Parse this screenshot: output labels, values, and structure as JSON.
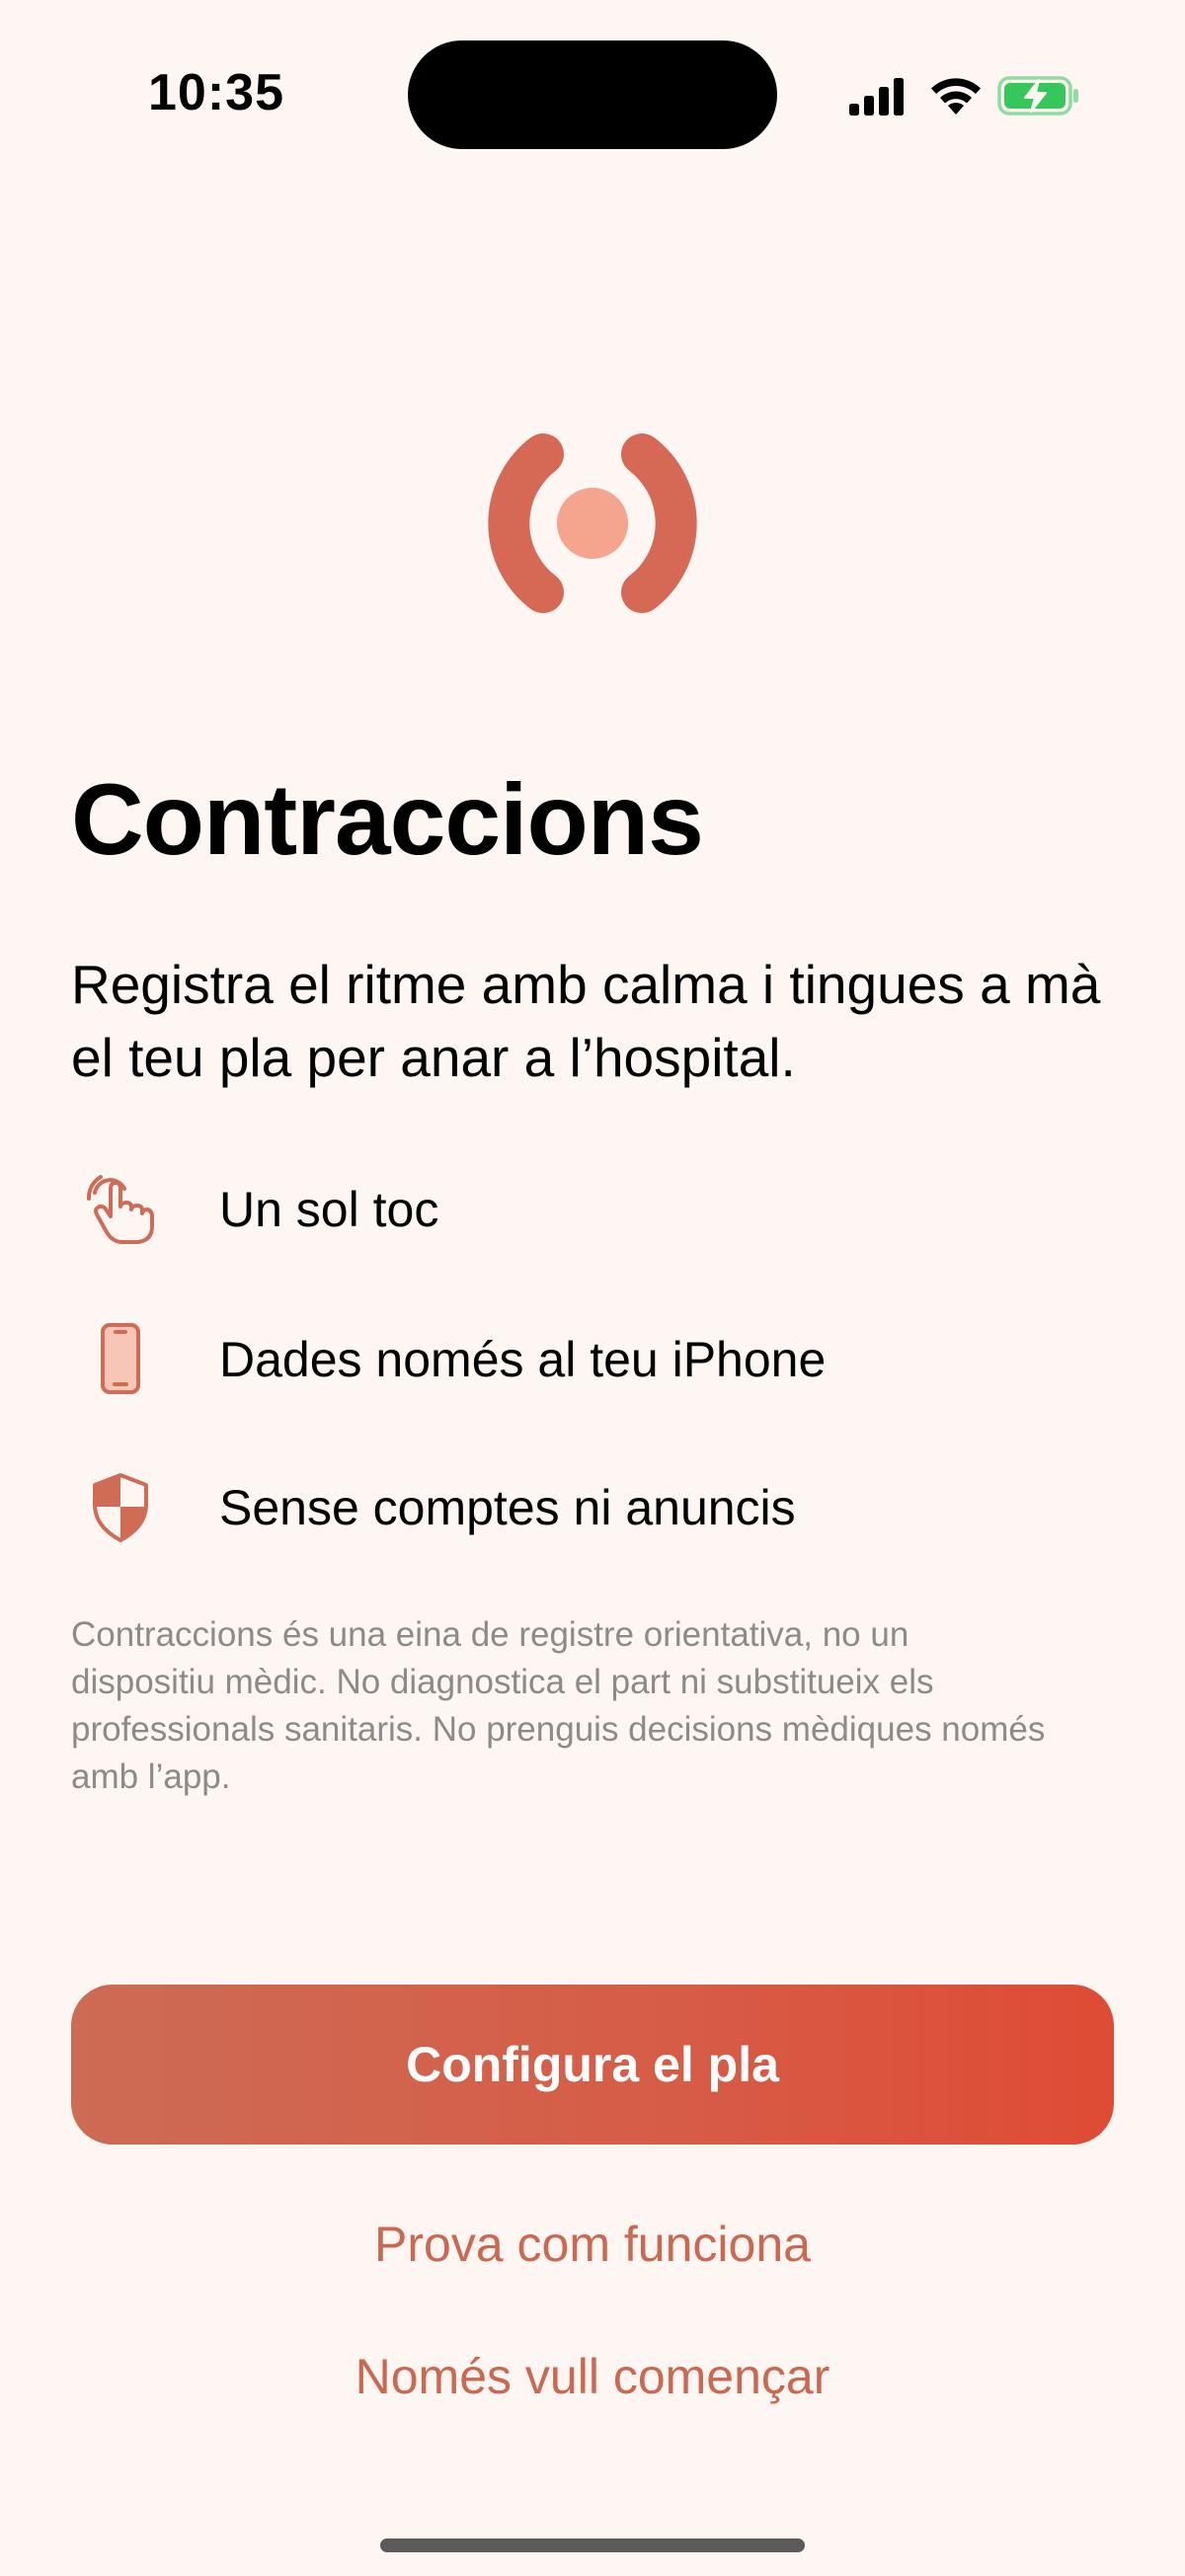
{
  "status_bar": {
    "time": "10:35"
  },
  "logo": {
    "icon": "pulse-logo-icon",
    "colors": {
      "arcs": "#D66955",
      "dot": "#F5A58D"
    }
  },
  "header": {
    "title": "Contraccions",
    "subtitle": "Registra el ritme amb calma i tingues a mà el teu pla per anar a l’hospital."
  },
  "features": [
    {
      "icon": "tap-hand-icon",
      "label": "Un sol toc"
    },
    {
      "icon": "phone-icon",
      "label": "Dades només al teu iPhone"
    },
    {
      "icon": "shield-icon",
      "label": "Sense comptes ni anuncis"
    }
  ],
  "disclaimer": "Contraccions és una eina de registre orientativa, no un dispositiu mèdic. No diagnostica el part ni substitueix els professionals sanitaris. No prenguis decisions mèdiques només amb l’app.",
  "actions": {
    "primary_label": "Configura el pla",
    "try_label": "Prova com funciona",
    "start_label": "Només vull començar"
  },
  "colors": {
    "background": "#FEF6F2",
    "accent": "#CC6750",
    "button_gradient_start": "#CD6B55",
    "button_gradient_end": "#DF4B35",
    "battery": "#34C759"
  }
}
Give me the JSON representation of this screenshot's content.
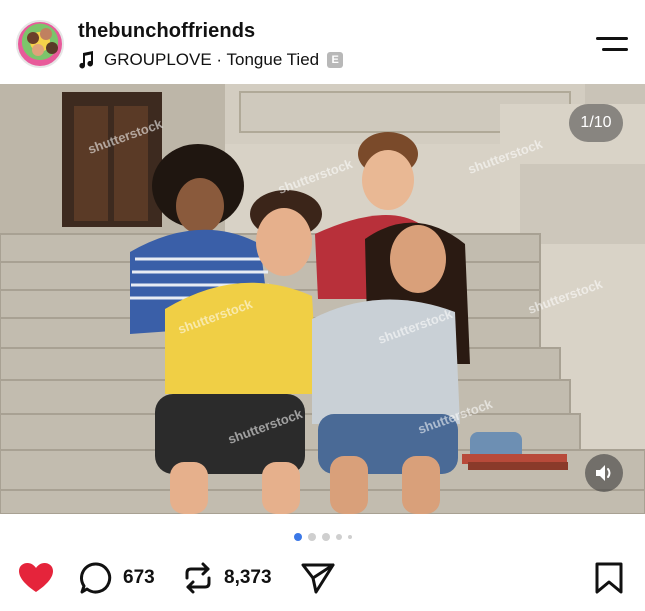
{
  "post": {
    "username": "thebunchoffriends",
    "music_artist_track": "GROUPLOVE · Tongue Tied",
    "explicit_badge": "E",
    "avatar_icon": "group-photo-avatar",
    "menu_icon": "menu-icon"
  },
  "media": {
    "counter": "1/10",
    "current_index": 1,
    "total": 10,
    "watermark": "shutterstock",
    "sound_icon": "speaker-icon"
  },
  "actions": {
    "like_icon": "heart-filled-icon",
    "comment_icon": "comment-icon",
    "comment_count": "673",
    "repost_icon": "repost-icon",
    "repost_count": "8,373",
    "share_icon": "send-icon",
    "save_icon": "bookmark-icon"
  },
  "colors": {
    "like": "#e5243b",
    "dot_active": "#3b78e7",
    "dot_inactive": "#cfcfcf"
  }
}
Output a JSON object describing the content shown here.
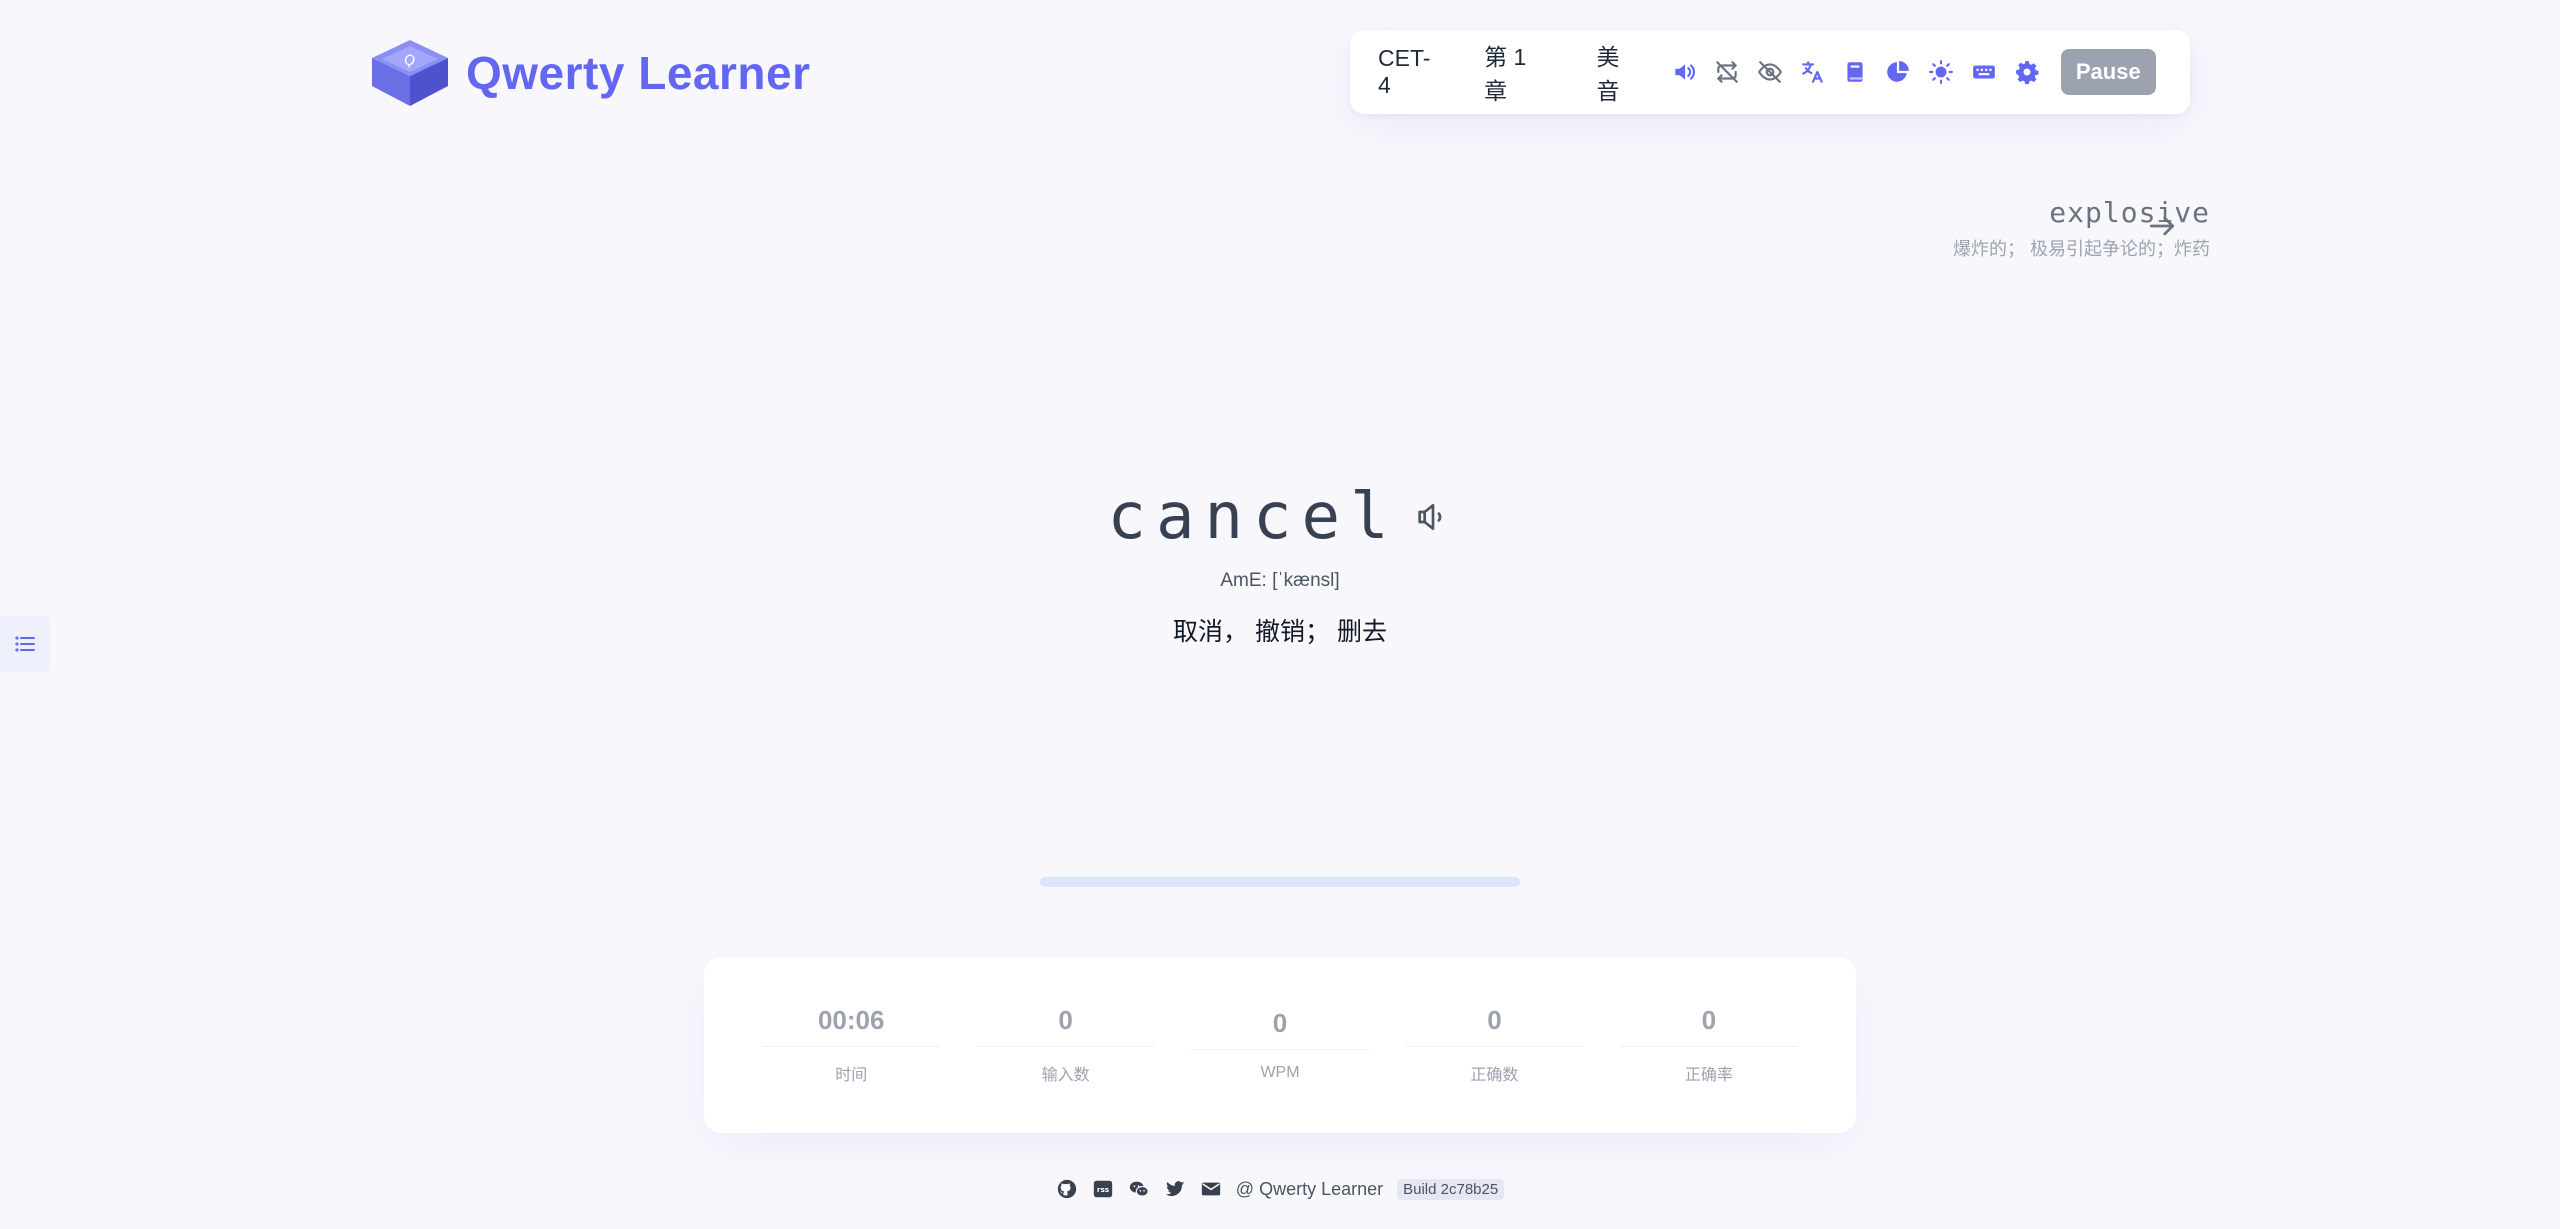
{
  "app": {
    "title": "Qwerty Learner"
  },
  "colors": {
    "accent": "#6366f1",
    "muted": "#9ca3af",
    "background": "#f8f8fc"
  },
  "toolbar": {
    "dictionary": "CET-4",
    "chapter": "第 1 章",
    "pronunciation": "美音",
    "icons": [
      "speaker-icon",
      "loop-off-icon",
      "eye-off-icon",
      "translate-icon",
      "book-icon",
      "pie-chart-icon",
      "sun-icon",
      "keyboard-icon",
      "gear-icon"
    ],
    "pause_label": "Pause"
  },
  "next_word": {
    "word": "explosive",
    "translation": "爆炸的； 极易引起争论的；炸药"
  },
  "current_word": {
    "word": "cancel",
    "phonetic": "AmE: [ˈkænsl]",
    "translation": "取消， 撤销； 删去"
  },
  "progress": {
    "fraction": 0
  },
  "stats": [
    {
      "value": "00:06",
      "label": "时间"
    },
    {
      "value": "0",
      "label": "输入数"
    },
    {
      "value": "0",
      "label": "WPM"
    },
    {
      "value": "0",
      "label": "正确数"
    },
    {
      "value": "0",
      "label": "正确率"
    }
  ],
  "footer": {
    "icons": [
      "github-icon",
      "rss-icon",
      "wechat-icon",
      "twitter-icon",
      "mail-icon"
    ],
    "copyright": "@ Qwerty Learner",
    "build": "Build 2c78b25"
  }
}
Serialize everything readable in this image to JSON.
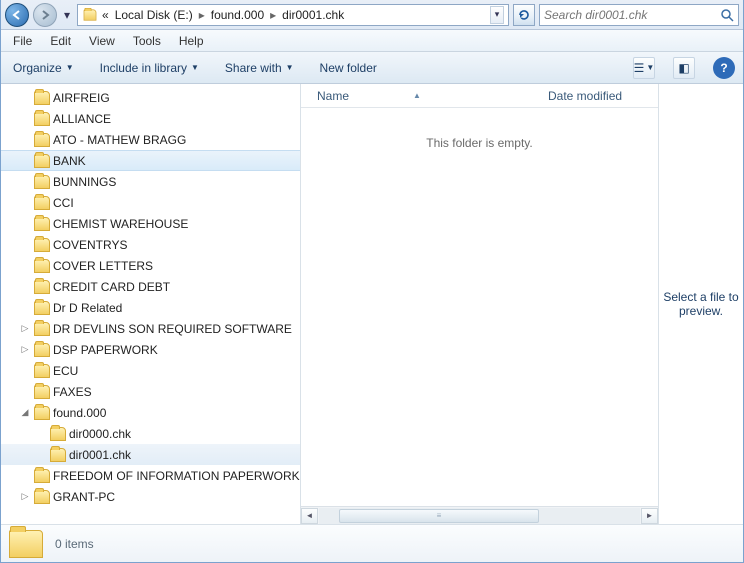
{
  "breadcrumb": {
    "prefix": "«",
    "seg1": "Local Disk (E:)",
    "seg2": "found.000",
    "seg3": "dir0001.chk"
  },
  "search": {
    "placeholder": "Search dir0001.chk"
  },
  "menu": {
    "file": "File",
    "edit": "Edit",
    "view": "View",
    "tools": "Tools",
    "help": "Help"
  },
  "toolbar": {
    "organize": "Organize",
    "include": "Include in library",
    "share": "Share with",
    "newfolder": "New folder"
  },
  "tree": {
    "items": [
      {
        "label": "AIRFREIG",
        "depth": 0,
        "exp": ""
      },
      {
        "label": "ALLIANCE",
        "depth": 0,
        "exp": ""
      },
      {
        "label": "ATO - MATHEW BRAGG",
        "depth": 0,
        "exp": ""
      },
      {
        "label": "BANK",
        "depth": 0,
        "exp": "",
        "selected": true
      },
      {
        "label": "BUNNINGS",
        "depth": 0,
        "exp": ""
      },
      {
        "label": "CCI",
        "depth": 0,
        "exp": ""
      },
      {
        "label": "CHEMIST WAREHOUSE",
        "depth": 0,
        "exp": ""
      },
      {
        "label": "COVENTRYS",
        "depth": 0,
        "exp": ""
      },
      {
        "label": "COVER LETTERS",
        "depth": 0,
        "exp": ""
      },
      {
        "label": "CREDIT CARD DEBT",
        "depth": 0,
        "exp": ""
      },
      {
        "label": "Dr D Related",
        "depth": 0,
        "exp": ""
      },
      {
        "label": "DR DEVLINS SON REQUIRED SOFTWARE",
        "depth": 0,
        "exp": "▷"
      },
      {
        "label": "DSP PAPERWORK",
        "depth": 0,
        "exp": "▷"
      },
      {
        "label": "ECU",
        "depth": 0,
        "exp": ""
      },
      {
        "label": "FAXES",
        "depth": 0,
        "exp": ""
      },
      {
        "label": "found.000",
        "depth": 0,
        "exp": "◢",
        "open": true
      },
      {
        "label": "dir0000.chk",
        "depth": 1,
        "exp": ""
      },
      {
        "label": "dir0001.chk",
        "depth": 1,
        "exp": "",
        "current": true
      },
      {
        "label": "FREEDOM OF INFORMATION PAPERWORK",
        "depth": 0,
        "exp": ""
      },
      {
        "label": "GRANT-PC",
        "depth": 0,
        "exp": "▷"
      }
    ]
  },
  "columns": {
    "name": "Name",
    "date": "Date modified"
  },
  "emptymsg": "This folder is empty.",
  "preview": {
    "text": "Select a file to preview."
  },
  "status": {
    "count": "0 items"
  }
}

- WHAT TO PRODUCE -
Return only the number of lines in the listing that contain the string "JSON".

- TASK ANSWER -
4